By Guest Contributor
October 29, 2015

By Lawrence Hsieh, Practical Law

The U.S. Securities and Exchange Commission is considering whether and how to stop the regulatory arbitrage by shareholder activists of gaps in Securities Exchange Act disclosure requirements, which activists have exploited to gain significant stakes in public companies before incumbent management notices. Shareholders may be best served if the SEC takes a scalpel rather than a chainsaw to address the issue. (more…)

UPDATED: IMPACT ANALYSIS: Saba Capital sued by investor over valuation practices; is SEC next?

By Guest Contributor
October 20, 2015

By Todd Ehret, Regulatory Intelligence

NEW YORK, (Thomson Reuters) – A recent U.S. lawsuit filed by the Public Sector Pension Investment Board of Canada against hedge fund manager Saba Capital Management has drawn attention to fund valuation procedures.

The growing role of the insurance compliance officer

September 24, 2015

The role of the insurance compliance officer has evolved from a purely advisory role into a proactive one with internal audit characteristics in the last few years according to a white paper by Ethical Corporation, a global business publication.  (more…)

COMMENTARY: ‘Get tough’ law enforcement needs ‘get tough’ governance, too

By Guest Contributor
September 23, 2015

By Scott McCleskey, Regulatory Intelligence Expert

NEW YORK, Sept. 23, 2015 – The U.S. Justice Department’s initiative to focus on individual culpability in corporate crimes is long overdue and holds the potential, if vigorously pursued, to put teeth into efforts to enforce the law by deterring criminal activity.

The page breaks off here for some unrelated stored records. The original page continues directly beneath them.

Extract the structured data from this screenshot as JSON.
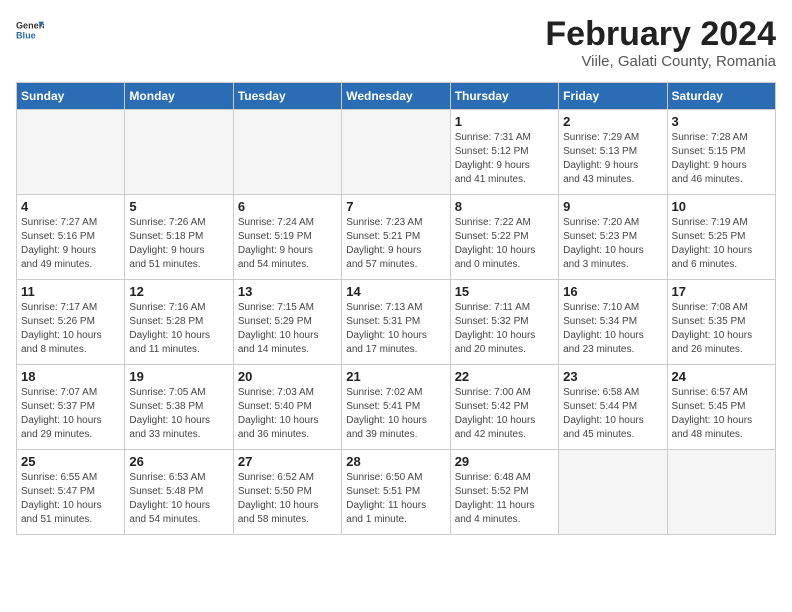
{
  "header": {
    "logo_general": "General",
    "logo_blue": "Blue",
    "month": "February 2024",
    "location": "Viile, Galati County, Romania"
  },
  "days_of_week": [
    "Sunday",
    "Monday",
    "Tuesday",
    "Wednesday",
    "Thursday",
    "Friday",
    "Saturday"
  ],
  "weeks": [
    [
      {
        "day": "",
        "info": ""
      },
      {
        "day": "",
        "info": ""
      },
      {
        "day": "",
        "info": ""
      },
      {
        "day": "",
        "info": ""
      },
      {
        "day": "1",
        "info": "Sunrise: 7:31 AM\nSunset: 5:12 PM\nDaylight: 9 hours\nand 41 minutes."
      },
      {
        "day": "2",
        "info": "Sunrise: 7:29 AM\nSunset: 5:13 PM\nDaylight: 9 hours\nand 43 minutes."
      },
      {
        "day": "3",
        "info": "Sunrise: 7:28 AM\nSunset: 5:15 PM\nDaylight: 9 hours\nand 46 minutes."
      }
    ],
    [
      {
        "day": "4",
        "info": "Sunrise: 7:27 AM\nSunset: 5:16 PM\nDaylight: 9 hours\nand 49 minutes."
      },
      {
        "day": "5",
        "info": "Sunrise: 7:26 AM\nSunset: 5:18 PM\nDaylight: 9 hours\nand 51 minutes."
      },
      {
        "day": "6",
        "info": "Sunrise: 7:24 AM\nSunset: 5:19 PM\nDaylight: 9 hours\nand 54 minutes."
      },
      {
        "day": "7",
        "info": "Sunrise: 7:23 AM\nSunset: 5:21 PM\nDaylight: 9 hours\nand 57 minutes."
      },
      {
        "day": "8",
        "info": "Sunrise: 7:22 AM\nSunset: 5:22 PM\nDaylight: 10 hours\nand 0 minutes."
      },
      {
        "day": "9",
        "info": "Sunrise: 7:20 AM\nSunset: 5:23 PM\nDaylight: 10 hours\nand 3 minutes."
      },
      {
        "day": "10",
        "info": "Sunrise: 7:19 AM\nSunset: 5:25 PM\nDaylight: 10 hours\nand 6 minutes."
      }
    ],
    [
      {
        "day": "11",
        "info": "Sunrise: 7:17 AM\nSunset: 5:26 PM\nDaylight: 10 hours\nand 8 minutes."
      },
      {
        "day": "12",
        "info": "Sunrise: 7:16 AM\nSunset: 5:28 PM\nDaylight: 10 hours\nand 11 minutes."
      },
      {
        "day": "13",
        "info": "Sunrise: 7:15 AM\nSunset: 5:29 PM\nDaylight: 10 hours\nand 14 minutes."
      },
      {
        "day": "14",
        "info": "Sunrise: 7:13 AM\nSunset: 5:31 PM\nDaylight: 10 hours\nand 17 minutes."
      },
      {
        "day": "15",
        "info": "Sunrise: 7:11 AM\nSunset: 5:32 PM\nDaylight: 10 hours\nand 20 minutes."
      },
      {
        "day": "16",
        "info": "Sunrise: 7:10 AM\nSunset: 5:34 PM\nDaylight: 10 hours\nand 23 minutes."
      },
      {
        "day": "17",
        "info": "Sunrise: 7:08 AM\nSunset: 5:35 PM\nDaylight: 10 hours\nand 26 minutes."
      }
    ],
    [
      {
        "day": "18",
        "info": "Sunrise: 7:07 AM\nSunset: 5:37 PM\nDaylight: 10 hours\nand 29 minutes."
      },
      {
        "day": "19",
        "info": "Sunrise: 7:05 AM\nSunset: 5:38 PM\nDaylight: 10 hours\nand 33 minutes."
      },
      {
        "day": "20",
        "info": "Sunrise: 7:03 AM\nSunset: 5:40 PM\nDaylight: 10 hours\nand 36 minutes."
      },
      {
        "day": "21",
        "info": "Sunrise: 7:02 AM\nSunset: 5:41 PM\nDaylight: 10 hours\nand 39 minutes."
      },
      {
        "day": "22",
        "info": "Sunrise: 7:00 AM\nSunset: 5:42 PM\nDaylight: 10 hours\nand 42 minutes."
      },
      {
        "day": "23",
        "info": "Sunrise: 6:58 AM\nSunset: 5:44 PM\nDaylight: 10 hours\nand 45 minutes."
      },
      {
        "day": "24",
        "info": "Sunrise: 6:57 AM\nSunset: 5:45 PM\nDaylight: 10 hours\nand 48 minutes."
      }
    ],
    [
      {
        "day": "25",
        "info": "Sunrise: 6:55 AM\nSunset: 5:47 PM\nDaylight: 10 hours\nand 51 minutes."
      },
      {
        "day": "26",
        "info": "Sunrise: 6:53 AM\nSunset: 5:48 PM\nDaylight: 10 hours\nand 54 minutes."
      },
      {
        "day": "27",
        "info": "Sunrise: 6:52 AM\nSunset: 5:50 PM\nDaylight: 10 hours\nand 58 minutes."
      },
      {
        "day": "28",
        "info": "Sunrise: 6:50 AM\nSunset: 5:51 PM\nDaylight: 11 hours\nand 1 minute."
      },
      {
        "day": "29",
        "info": "Sunrise: 6:48 AM\nSunset: 5:52 PM\nDaylight: 11 hours\nand 4 minutes."
      },
      {
        "day": "",
        "info": ""
      },
      {
        "day": "",
        "info": ""
      }
    ]
  ]
}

There are costs and perils to this approach, but the continuing litany of corporate misbehavior despite rising corporate fines suggests that other approaches have been less than effective. (more…)

Promontory, by settling, bows to realities of legal challenges against regulators

August 25, 2015

In a swift reversal of its earlier determination to sue the New York State Department of Financial Services, the Promontory Financial Group, a leading consultant to the industry, took what some observers say is the kind of advice it typically offers clients when accused of wrongdoing: settle. (more…)

IA BRIEF: The state of adviser social media compliance in the U.S.

August 10, 2015

In the past year compliance professionals have been preoccupied with preventing cybercrime, and rightfully so, with recent high-profile cyber attacks and increased regulatory attention. However, the compliance implications of social media in the financial services sector remain an evolving trend as well, with high importance. A recent investment adviser survey offers a glimpse at the state of the current adviser programs while exposing new risks.

Global finance leaders to banks: reform culture and conduct or face more regulation

August 3, 2015

A number of the world’s largest banks are still failing to implement much needed cultural and conduct reforms in their businesses, and a failure to do so could spur more government regulation, a long awaited report by the Group of Thirty (G30) forum of international finance leaders said on Thursday.

COLUMN: “Swindle & Fraud” – America’s great tradition, from Lapham’s Quarterly

June 16, 2015

It is easy to fall into the belief that we are living in special times; that greed, avarice, fraud, and swindle are at new heights; that bankers are worse than they’ve ever been; that public trust in them is at historic lows. Nearly every day we learn of yet another major fine imposed on a bank for some wrongdoing, all this while the leaders of finance lament the burdensome rules they must now work under.
Pity them, and pity us, but life has always been that way, or at least that is the lesson drawn in reading the latest edition of Lapham’s Quarterly “Swindle & Fraud.” We are reminded that humans have a long history of behaving badly, and efforts to change that reality have usually run aground. Deception, lies, fraud and confidence tricksters are part of our fabric, whether in business or finance, on a New York street corner, Barnum’s circus, or ancient Greece. (more…)